More victims turned up. Big and Little Harpe’s trademark method of body disposal was a big help to the posse on their trail. The Governor of Kentucky put a bounty on their heads and authorized the posse to pursue them beyond Kentucky. The Harpe women, who had been acquitted of Langford’s murder, knew their men’s whereabouts. But they pretended to be done with the killers, taking advantage of the sympathy they had garnered from the locals.
The Harpes were chased to Cave-in-Rock, Illinois, just across the Ohio River. They fell in with outlaws there who liked attacking flatboats heading downriver. After one such attack, the Harpes decided to amuse their fellow pirates by killing the lone survivor. So they pushed the guy – and his horse – off a bluff to their deaths.
This act of sadism by Big and Little Harpe was too much even for the pirates. They ran the Harpes off.
They headed back to Tennessee, where their murder spree continued. Their victims just seemed to be anybody they came across. They killed men named Hardin and Bradbury. They killed 15-year-old Isaac Coffey. William Ballard. The Brasel brothers.
Across the Kentucky line they killed John Tully. Then John Graves and his young son, who had their skulls axed. All along a posse was after them.
Big and Little Harpe weren’t done killing, but now they had a target in mind: Silas McBee, the local justice of the peace. They got to McBee’s place, but his well-trained dogs kept them at bay, and they retreated. But their blood lust hadn’t dissipated.
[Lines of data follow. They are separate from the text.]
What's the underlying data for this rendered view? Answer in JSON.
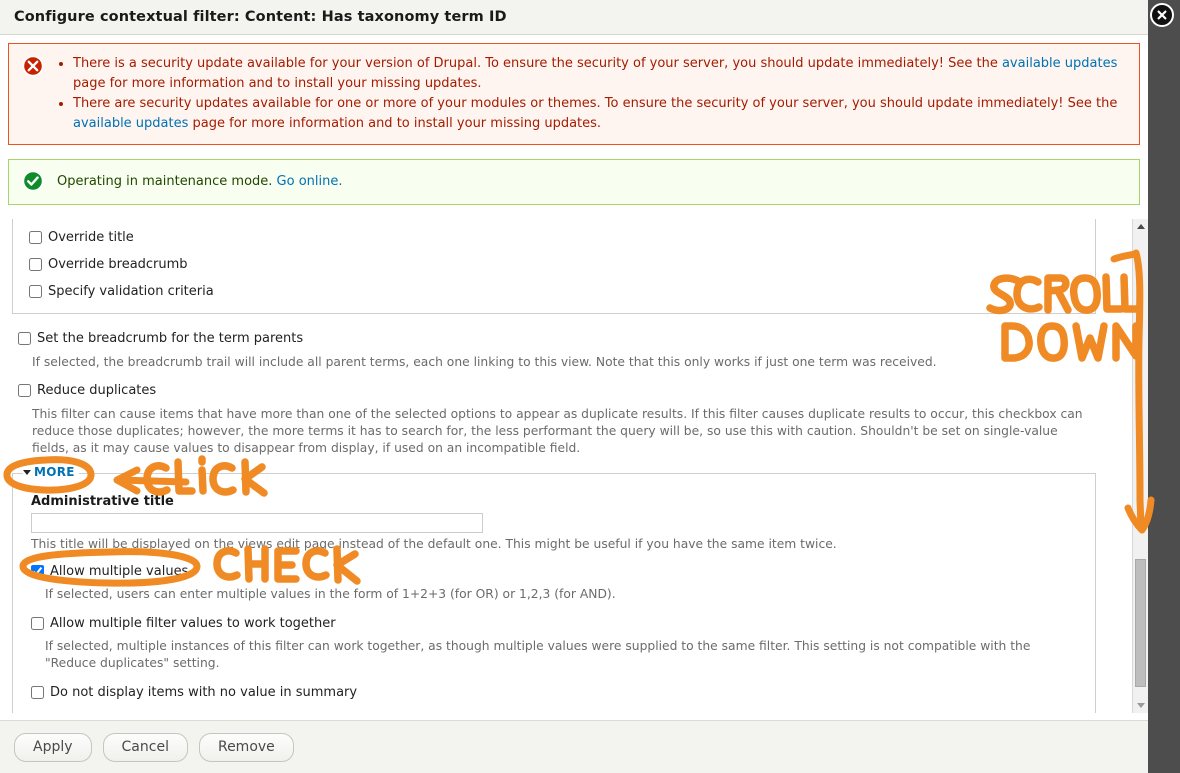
{
  "window": {
    "title": "Configure contextual filter: Content: Has taxonomy term ID",
    "close_icon": "close-circle-icon"
  },
  "messages": {
    "error": {
      "icon": "error-icon",
      "items": [
        {
          "before": "There is a security update available for your version of Drupal. To ensure the security of your server, you should update immediately! See the ",
          "link": "available updates",
          "after": " page for more information and to install your missing updates."
        },
        {
          "before": "There are security updates available for one or more of your modules or themes. To ensure the security of your server, you should update immediately! See the ",
          "link": "available updates",
          "after": " page for more information and to install your missing updates."
        }
      ]
    },
    "status": {
      "icon": "success-icon",
      "text": "Operating in maintenance mode. ",
      "link": "Go online.",
      "after": ""
    }
  },
  "form": {
    "top_options": [
      {
        "label": "Override title",
        "checked": false
      },
      {
        "label": "Override breadcrumb",
        "checked": false
      },
      {
        "label": "Specify validation criteria",
        "checked": false
      }
    ],
    "breadcrumb_parents": {
      "label": "Set the breadcrumb for the term parents",
      "checked": false,
      "description": "If selected, the breadcrumb trail will include all parent terms, each one linking to this view. Note that this only works if just one term was received."
    },
    "reduce_duplicates": {
      "label": "Reduce duplicates",
      "checked": false,
      "description": "This filter can cause items that have more than one of the selected options to appear as duplicate results. If this filter causes duplicate results to occur, this checkbox can reduce those duplicates; however, the more terms it has to search for, the less performant the query will be, so use this with caution. Shouldn't be set on single-value fields, as it may cause values to disappear from display, if used on an incompatible field."
    },
    "more": {
      "legend": "MORE",
      "expanded": true,
      "admin_title_label": "Administrative title",
      "admin_title_value": "",
      "admin_title_placeholder": "",
      "admin_title_description": "This title will be displayed on the views edit page instead of the default one. This might be useful if you have the same item twice.",
      "allow_multiple": {
        "label": "Allow multiple values",
        "checked": true,
        "description": "If selected, users can enter multiple values in the form of 1+2+3 (for OR) or 1,2,3 (for AND)."
      },
      "allow_multiple_together": {
        "label": "Allow multiple filter values to work together",
        "checked": false,
        "description": "If selected, multiple instances of this filter can work together, as though multiple values were supplied to the same filter. This setting is not compatible with the \"Reduce duplicates\" setting."
      },
      "no_value_summary": {
        "label": "Do not display items with no value in summary",
        "checked": false
      }
    }
  },
  "footer": {
    "apply_label": "Apply",
    "cancel_label": "Cancel",
    "remove_label": "Remove"
  },
  "scrollbar": {
    "up_icon": "triangle-up-icon",
    "down_icon": "triangle-down-icon"
  },
  "annotations": {
    "color": "#f08a24",
    "scroll_down": "SCROLL\nDOWN",
    "scroll_line1": "SCROLL",
    "scroll_line2": "DOWN",
    "click": "CLICK",
    "check": "CHECK"
  }
}
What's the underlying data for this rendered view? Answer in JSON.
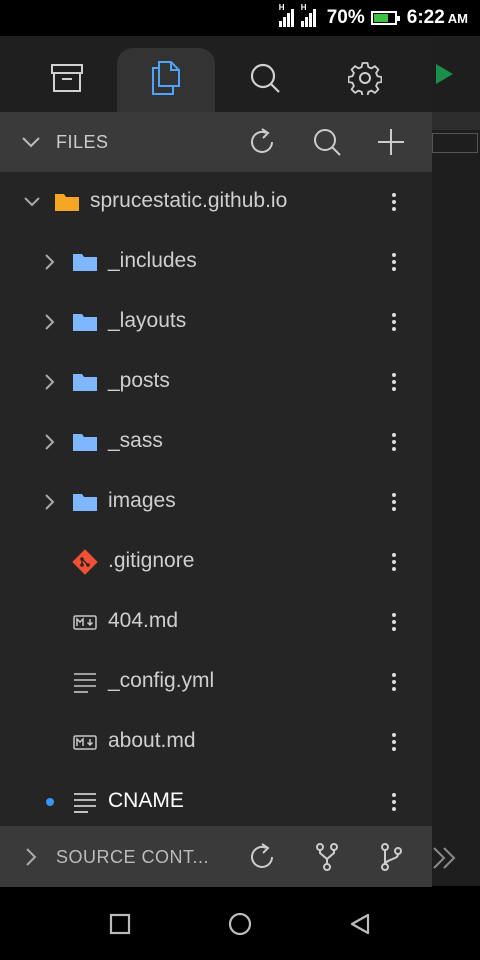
{
  "status_bar": {
    "battery_percent": "70%",
    "battery_level": 0.7,
    "time": "6:22",
    "ampm": "AM",
    "signal_label": "H"
  },
  "drawer": {
    "tabs": [
      {
        "icon": "archive-icon"
      },
      {
        "icon": "files-icon",
        "active": true
      },
      {
        "icon": "search-icon"
      },
      {
        "icon": "gear-icon"
      }
    ],
    "files_header": {
      "label": "FILES"
    },
    "tree": [
      {
        "label": "sprucestatic.github.io",
        "type": "root-folder"
      },
      {
        "label": "_includes",
        "type": "folder"
      },
      {
        "label": "_layouts",
        "type": "folder"
      },
      {
        "label": "_posts",
        "type": "folder"
      },
      {
        "label": "_sass",
        "type": "folder"
      },
      {
        "label": "images",
        "type": "folder"
      },
      {
        "label": ".gitignore",
        "type": "git"
      },
      {
        "label": "404.md",
        "type": "markdown"
      },
      {
        "label": "_config.yml",
        "type": "text"
      },
      {
        "label": "about.md",
        "type": "markdown"
      },
      {
        "label": "CNAME",
        "type": "text",
        "modified": true
      }
    ],
    "source_control": {
      "label": "SOURCE CONT..."
    }
  },
  "colors": {
    "accent_blue": "#3794ff",
    "folder_blue": "#7eb6ff",
    "root_folder": "#f5a623",
    "git_red": "#f05033",
    "run_green": "#1a8f4c"
  }
}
Not far from McBee’s home they came upon the home of Moses Stegall. Stegall was supposedly a frontiersman who rode on both sides of the law, as James Prichard puts it. He wasn’t home the day the Harpes showed up. Present, however, were Mrs. Stegall, her child, and Major William Love, who was there on business.
Mrs. Stegall was acquainted with the Harpes and agreed to put them up for the night. Neither Mrs. Stegall, Major Love, nor the child survived the encounter, though. After killing all three, the Harpes set fire to the cabin.
Big and Little Harpe decided to lie low, figuring that McBee would soon see the smoke and come to investigate. Then they would kill him.
But first they kidnapped two men, Hudgens and Gilmore, whom they accused of the murders and falsely arrested. That was the end of Hudgens and Gilmore.
It was McBee they really wanted dead, so they continued to lie in wait for him. Word got out about the fire at the Stegall home, and a posse was organized. It included Moses Stegall.
The killing spree of Big and Little Harpe was about to come to an end.
The posse soon made it to the Harpes’ camp. One of the wives was there, and she gave them up, telling the men where the Harpes and the other women had gone. They caught up with Big Harpe and demanded his surrender. It wasn’t going to happen. Big Harpe took off, without the women.
The posse was in pursuit. Four of the men shot at Big Harpe. One shot entered Harpe’s backbone. Big Harpe kept riding but was soon pulled from his horse and informed that his time was up. It was Moses Stegall who held a knife to Big Harpe and told him that he, Stegall, was going to cut off Harpe’s head. But before he did it, he took his rifle and shot Harpe through the heart.
They took the head to a cross-roads and placed it on a tree. As a notice to other outlaws.
But what about Little Harpe?
He escaped, and ended up re-joining the gang of river pirates he had known in Illinois. Several years later, Little Harpe and a fellow pirate named May killed Captain Mason, their leader, and cut off his head, took it in for the reward money.
After giving the authorities a story about how they managed this feat, they started to leave, when someone recognized the two men as outlaws.
Harpe and May were arrested. But they escaped. A posse did catch up with them, though, and they were tried in Greenville, Mississippi, in January of 1804. Found guilty of robbery, they were sentenced to death.
Their heads were placed on poles, of course, as a warning to the criminally inclined.
Musgrave, Jon. October 23, 1998. “Frontier Serial Killers: The Harpes.” American Weekend.
Prichard, James M. April 2005. “Blood Trail: Mass Murder on the Kentucky Frontier.” Lexington, KY: Kentucky Humanities.